Word for word, set down the entries below.

### Records for processing

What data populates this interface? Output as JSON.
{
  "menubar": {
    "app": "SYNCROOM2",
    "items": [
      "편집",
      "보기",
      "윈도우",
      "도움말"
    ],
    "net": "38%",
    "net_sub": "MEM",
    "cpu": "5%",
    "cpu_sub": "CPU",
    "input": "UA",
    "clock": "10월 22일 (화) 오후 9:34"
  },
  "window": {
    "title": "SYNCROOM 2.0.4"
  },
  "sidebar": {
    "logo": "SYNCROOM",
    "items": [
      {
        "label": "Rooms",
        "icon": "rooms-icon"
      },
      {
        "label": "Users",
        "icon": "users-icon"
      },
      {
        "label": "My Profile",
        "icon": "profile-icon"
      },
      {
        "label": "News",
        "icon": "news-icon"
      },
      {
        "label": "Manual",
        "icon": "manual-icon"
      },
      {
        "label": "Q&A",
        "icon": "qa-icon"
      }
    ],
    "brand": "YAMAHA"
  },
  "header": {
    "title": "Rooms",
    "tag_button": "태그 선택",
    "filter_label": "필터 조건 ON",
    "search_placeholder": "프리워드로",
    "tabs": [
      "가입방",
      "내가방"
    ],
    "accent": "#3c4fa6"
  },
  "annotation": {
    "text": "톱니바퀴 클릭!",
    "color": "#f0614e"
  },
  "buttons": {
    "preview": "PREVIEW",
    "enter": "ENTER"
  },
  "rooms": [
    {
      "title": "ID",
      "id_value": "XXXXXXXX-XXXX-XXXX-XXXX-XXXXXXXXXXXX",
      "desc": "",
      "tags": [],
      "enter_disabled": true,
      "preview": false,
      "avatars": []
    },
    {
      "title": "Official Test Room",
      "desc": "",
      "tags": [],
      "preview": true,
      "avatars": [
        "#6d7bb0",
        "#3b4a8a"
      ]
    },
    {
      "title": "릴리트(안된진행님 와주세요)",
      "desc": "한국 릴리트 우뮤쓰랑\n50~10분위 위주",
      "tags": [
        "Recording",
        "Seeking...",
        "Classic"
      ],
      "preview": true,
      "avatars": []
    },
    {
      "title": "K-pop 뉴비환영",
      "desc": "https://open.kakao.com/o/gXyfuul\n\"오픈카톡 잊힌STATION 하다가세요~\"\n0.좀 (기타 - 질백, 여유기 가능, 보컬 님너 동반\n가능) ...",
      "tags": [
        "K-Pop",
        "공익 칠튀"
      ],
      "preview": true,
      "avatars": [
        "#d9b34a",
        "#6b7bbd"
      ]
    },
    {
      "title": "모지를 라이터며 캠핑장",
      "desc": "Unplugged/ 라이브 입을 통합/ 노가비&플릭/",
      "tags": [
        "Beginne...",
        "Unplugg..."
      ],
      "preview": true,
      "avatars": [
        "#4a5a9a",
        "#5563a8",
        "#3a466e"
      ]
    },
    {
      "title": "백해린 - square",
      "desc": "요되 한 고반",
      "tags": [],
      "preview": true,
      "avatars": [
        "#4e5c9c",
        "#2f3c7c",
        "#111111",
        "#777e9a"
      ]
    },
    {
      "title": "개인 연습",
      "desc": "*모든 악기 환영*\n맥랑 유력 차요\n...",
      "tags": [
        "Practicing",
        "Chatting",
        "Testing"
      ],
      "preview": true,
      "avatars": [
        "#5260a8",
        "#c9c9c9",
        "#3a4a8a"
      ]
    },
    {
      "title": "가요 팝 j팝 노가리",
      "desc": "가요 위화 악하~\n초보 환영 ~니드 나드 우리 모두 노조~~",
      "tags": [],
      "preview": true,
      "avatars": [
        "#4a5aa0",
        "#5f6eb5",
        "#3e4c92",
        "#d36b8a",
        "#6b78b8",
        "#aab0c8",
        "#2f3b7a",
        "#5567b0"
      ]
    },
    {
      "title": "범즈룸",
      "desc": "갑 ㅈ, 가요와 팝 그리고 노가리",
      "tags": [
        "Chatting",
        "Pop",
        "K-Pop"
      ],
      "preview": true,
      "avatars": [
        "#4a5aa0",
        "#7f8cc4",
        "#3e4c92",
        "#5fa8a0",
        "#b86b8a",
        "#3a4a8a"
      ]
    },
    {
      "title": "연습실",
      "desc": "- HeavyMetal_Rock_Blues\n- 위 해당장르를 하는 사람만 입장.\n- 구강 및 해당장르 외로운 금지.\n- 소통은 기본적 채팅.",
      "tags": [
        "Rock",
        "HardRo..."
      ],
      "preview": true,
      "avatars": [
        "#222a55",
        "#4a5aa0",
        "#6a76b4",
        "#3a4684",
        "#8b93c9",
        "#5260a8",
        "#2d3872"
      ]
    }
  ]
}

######

:: Written solution ::
What data populates this interface? Output as JSON.
{
  "menubar": {
    "app": "SYNCROOM2",
    "items": [
      "편집",
      "보기",
      "윈도우",
      "도움말"
    ],
    "net": "38%",
    "net_sub": "MEM",
    "cpu": "5%",
    "cpu_sub": "CPU",
    "input": "UA",
    "clock": "10월 22일 (화) 오후 9:34"
  },
  "window": {
    "title": "SYNCROOM 2.0.4"
  },
  "sidebar": {
    "logo": "SYNCROOM",
    "items": [
      {
        "label": "Rooms",
        "icon": "rooms-icon"
      },
      {
        "label": "Users",
        "icon": "users-icon"
      },
      {
        "label": "My Profile",
        "icon": "profile-icon"
      },
      {
        "label": "News",
        "icon": "news-icon"
      },
      {
        "label": "Manual",
        "icon": "manual-icon"
      },
      {
        "label": "Q&A",
        "icon": "qa-icon"
      }
    ],
    "brand": "YAMAHA"
  },
  "header": {
    "title": "Rooms",
    "tag_button": "태그 선택",
    "filter_label": "필터 조건 ON",
    "search_placeholder": "프리워드로",
    "tabs": [
      "가입방",
      "내가방"
    ],
    "accent": "#3c4fa6"
  },
  "annotation": {
    "text": "톱니바퀴 클릭!",
    "color": "#f0614e"
  },
  "buttons": {
    "preview": "PREVIEW",
    "enter": "ENTER"
  },
  "rooms": [
    {
      "title": "ID",
      "id_value": "XXXXXXXX-XXXX-XXXX-XXXX-XXXXXXXXXXXX",
      "desc": "",
      "tags": [],
      "enter_disabled": true,
      "preview": false,
      "avatars": []
    },
    {
      "title": "Official Test Room",
      "desc": "",
      "tags": [],
      "preview": true,
      "avatars": [
        "#6d7bb0",
        "#3b4a8a"
      ]
    },
    {
      "title": "릴리트(안된진행님 와주세요)",
      "desc": "한국 릴리트 우뮤쓰랑\n50~10분위 위주",
      "tags": [
        "Recording",
        "Seeking...",
        "Classic"
      ],
      "preview": true,
      "avatars": []
    },
    {
      "title": "K-pop 뉴비환영",
      "desc": "https://open.kakao.com/o/gXyfuul\n\"오픈카톡 잊힌STATION 하다가세요~\"\n0.좀 (기타 - 질백, 여유기 가능, 보컬 님너 동반\n가능) ...",
      "tags": [
        "K-Pop",
        "공익 칠튀"
      ],
      "preview": true,
      "avatars": [
        "#d9b34a",
        "#6b7bbd"
      ]
    },
    {
      "title": "모지를 라이터며 캠핑장",
      "desc": "Unplugged/ 라이브 입을 통합/ 노가비&플릭/",
      "tags": [
        "Beginne...",
        "Unplugg..."
      ],
      "preview": true,
      "avatars": [
        "#4a5a9a",
        "#5563a8",
        "#3a466e"
      ]
    },
    {
      "title": "백해린 - square",
      "desc": "요되 한 고반",
      "tags": [],
      "preview": true,
      "avatars": [
        "#4e5c9c",
        "#2f3c7c",
        "#111111",
        "#777e9a"
      ]
    },
    {
      "title": "개인 연습",
      "desc": "*모든 악기 환영*\n맥랑 유력 차요\n...",
      "tags": [
        "Practicing",
        "Chatting",
        "Testing"
      ],
      "preview": true,
      "avatars": [
        "#5260a8",
        "#c9c9c9",
        "#3a4a8a"
      ]
    },
    {
      "title": "가요 팝 j팝 노가리",
      "desc": "가요 위화 악하~\n초보 환영 ~니드 나드 우리 모두 노조~~",
      "tags": [],
      "preview": true,
      "avatars": [
        "#4a5aa0",
        "#5f6eb5",
        "#3e4c92",
        "#d36b8a",
        "#6b78b8",
        "#aab0c8",
        "#2f3b7a",
        "#5567b0"
      ]
    },
    {
      "title": "범즈룸",
      "desc": "갑 ㅈ, 가요와 팝 그리고 노가리",
      "tags": [
        "Chatting",
        "Pop",
        "K-Pop"
      ],
      "preview": true,
      "avatars": [
        "#4a5aa0",
        "#7f8cc4",
        "#3e4c92",
        "#5fa8a0",
        "#b86b8a",
        "#3a4a8a"
      ]
    },
    {
      "title": "연습실",
      "desc": "- HeavyMetal_Rock_Blues\n- 위 해당장르를 하는 사람만 입장.\n- 구강 및 해당장르 외로운 금지.\n- 소통은 기본적 채팅.",
      "tags": [
        "Rock",
        "HardRo..."
      ],
      "preview": true,
      "avatars": [
        "#222a55",
        "#4a5aa0",
        "#6a76b4",
        "#3a4684",
        "#8b93c9",
        "#5260a8",
        "#2d3872"
      ]
    }
  ]
}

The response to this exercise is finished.